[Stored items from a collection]

== Segment start ==

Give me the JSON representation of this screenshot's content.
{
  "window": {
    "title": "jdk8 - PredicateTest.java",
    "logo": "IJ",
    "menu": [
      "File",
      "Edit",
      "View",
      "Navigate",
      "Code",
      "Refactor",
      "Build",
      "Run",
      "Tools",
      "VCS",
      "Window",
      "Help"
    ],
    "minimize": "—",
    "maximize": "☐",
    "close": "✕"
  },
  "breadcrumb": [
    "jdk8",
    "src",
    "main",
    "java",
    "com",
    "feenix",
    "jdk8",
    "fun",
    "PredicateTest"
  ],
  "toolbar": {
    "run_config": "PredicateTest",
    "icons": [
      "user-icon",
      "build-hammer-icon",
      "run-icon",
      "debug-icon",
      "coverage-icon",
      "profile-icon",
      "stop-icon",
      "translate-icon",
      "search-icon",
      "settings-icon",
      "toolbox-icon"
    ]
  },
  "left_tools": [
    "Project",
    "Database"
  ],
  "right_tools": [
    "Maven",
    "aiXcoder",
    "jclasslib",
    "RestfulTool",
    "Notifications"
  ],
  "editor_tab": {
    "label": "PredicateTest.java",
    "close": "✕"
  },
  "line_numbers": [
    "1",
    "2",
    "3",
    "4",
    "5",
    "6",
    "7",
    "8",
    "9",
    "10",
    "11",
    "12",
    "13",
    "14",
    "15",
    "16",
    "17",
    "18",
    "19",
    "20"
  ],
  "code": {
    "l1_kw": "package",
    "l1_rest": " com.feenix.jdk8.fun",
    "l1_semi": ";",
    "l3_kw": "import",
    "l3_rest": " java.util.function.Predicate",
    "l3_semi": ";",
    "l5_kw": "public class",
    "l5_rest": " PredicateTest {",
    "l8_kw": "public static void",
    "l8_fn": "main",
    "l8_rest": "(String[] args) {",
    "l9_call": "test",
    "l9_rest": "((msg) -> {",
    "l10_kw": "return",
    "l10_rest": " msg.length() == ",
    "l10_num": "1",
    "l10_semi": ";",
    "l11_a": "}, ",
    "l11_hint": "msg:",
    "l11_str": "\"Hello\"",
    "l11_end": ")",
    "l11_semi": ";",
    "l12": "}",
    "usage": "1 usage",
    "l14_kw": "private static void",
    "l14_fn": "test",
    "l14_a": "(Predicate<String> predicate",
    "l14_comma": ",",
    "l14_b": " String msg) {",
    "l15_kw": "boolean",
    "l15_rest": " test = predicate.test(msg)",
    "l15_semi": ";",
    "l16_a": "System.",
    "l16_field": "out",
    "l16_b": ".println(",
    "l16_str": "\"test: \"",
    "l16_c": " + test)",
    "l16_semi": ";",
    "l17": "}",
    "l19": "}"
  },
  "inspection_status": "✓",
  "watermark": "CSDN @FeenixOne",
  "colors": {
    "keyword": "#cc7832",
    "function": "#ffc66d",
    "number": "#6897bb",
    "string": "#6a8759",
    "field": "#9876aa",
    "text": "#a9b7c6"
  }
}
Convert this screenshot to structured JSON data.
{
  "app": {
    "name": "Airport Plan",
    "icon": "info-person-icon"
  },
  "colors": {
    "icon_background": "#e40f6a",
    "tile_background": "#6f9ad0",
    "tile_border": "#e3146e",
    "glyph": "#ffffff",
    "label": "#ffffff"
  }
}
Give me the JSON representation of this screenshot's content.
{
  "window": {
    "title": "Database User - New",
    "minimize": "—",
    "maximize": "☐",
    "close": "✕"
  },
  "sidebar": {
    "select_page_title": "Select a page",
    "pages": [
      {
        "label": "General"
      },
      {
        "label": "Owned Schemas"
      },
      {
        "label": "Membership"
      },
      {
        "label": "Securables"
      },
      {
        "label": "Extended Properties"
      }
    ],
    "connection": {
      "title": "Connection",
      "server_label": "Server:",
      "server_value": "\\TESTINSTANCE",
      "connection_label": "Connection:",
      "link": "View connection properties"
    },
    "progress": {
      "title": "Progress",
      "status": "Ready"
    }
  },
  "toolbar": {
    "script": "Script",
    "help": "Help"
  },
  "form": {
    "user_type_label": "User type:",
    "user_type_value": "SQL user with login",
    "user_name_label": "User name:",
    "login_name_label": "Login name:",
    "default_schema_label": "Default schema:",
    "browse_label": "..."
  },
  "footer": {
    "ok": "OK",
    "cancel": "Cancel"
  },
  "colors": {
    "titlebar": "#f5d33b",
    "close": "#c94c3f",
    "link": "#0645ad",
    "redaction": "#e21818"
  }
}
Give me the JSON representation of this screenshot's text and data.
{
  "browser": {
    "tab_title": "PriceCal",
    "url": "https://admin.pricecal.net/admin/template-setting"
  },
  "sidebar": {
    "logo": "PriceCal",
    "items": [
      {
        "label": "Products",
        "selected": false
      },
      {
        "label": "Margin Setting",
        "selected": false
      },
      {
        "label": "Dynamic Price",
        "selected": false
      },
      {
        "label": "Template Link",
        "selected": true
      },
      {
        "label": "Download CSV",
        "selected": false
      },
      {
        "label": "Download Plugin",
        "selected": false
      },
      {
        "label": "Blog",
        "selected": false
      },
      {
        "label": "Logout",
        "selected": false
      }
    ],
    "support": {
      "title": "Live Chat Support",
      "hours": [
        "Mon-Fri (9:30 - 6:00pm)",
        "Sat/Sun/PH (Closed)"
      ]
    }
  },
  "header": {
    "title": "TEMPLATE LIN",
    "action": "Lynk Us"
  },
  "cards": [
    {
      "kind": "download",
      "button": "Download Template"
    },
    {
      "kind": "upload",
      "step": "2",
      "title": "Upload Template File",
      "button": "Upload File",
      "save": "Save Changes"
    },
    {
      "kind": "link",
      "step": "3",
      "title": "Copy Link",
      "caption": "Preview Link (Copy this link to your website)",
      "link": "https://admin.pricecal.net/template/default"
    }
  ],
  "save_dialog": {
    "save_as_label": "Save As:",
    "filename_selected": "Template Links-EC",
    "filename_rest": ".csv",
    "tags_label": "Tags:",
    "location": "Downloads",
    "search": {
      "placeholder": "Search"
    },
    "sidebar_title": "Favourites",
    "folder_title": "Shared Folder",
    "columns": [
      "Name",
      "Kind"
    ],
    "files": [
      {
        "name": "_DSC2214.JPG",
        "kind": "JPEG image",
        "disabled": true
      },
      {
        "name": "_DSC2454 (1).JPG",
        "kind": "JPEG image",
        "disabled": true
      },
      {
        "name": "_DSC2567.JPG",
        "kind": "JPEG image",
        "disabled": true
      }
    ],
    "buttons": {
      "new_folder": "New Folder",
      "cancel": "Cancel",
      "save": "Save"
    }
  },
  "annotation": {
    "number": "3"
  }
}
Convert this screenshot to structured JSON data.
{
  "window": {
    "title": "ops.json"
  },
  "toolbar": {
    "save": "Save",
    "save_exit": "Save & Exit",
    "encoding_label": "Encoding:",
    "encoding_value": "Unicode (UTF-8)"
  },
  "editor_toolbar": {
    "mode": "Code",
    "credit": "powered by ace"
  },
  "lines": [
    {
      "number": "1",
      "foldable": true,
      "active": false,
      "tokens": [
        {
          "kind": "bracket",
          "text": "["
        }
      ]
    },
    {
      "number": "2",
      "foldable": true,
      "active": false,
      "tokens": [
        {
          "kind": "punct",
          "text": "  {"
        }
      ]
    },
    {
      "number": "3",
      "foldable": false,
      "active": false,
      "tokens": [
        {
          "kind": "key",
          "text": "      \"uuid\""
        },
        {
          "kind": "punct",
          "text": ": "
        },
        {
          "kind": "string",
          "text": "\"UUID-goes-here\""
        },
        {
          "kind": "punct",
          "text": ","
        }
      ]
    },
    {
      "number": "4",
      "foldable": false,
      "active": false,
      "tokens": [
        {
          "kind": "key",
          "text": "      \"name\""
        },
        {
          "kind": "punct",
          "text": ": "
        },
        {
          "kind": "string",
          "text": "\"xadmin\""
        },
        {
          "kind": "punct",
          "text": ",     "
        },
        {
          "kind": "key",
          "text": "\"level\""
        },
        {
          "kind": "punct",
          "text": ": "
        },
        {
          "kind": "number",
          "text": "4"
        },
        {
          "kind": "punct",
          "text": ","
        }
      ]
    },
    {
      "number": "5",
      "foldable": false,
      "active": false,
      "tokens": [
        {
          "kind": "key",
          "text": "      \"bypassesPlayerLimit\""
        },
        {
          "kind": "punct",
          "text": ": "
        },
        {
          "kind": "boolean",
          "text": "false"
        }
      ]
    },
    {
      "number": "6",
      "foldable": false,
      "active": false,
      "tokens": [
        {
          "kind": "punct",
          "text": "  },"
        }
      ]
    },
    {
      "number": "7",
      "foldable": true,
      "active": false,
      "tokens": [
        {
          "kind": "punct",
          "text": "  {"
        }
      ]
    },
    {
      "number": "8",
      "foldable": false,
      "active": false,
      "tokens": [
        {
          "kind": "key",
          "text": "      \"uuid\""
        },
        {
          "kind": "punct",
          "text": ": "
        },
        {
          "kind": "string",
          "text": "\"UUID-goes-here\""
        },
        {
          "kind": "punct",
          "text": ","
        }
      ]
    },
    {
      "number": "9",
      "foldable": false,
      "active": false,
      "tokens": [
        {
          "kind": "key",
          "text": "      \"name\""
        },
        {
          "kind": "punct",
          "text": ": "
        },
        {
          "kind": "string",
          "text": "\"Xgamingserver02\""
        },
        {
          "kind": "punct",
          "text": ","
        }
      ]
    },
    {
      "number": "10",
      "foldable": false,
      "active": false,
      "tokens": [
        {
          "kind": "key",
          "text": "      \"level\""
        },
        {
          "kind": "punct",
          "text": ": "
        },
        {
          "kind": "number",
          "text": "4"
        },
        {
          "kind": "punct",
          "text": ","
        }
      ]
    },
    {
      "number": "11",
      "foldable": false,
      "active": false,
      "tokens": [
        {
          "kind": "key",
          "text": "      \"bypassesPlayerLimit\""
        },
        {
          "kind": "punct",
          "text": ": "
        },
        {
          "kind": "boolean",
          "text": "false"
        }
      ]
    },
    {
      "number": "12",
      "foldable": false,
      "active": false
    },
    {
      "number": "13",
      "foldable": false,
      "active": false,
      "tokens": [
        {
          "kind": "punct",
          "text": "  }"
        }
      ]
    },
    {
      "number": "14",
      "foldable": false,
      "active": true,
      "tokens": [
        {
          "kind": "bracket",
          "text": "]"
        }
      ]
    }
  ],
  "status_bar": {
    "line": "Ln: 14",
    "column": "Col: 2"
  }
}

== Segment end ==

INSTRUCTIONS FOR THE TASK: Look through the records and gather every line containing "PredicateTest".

EXPECTED ANSWER:
    "title": "jdk8 - PredicateTest.java",
    "PredicateTest"
    "run_config": "PredicateTest",
    "label": "PredicateTest.java",
    "l5_rest": " PredicateTest {",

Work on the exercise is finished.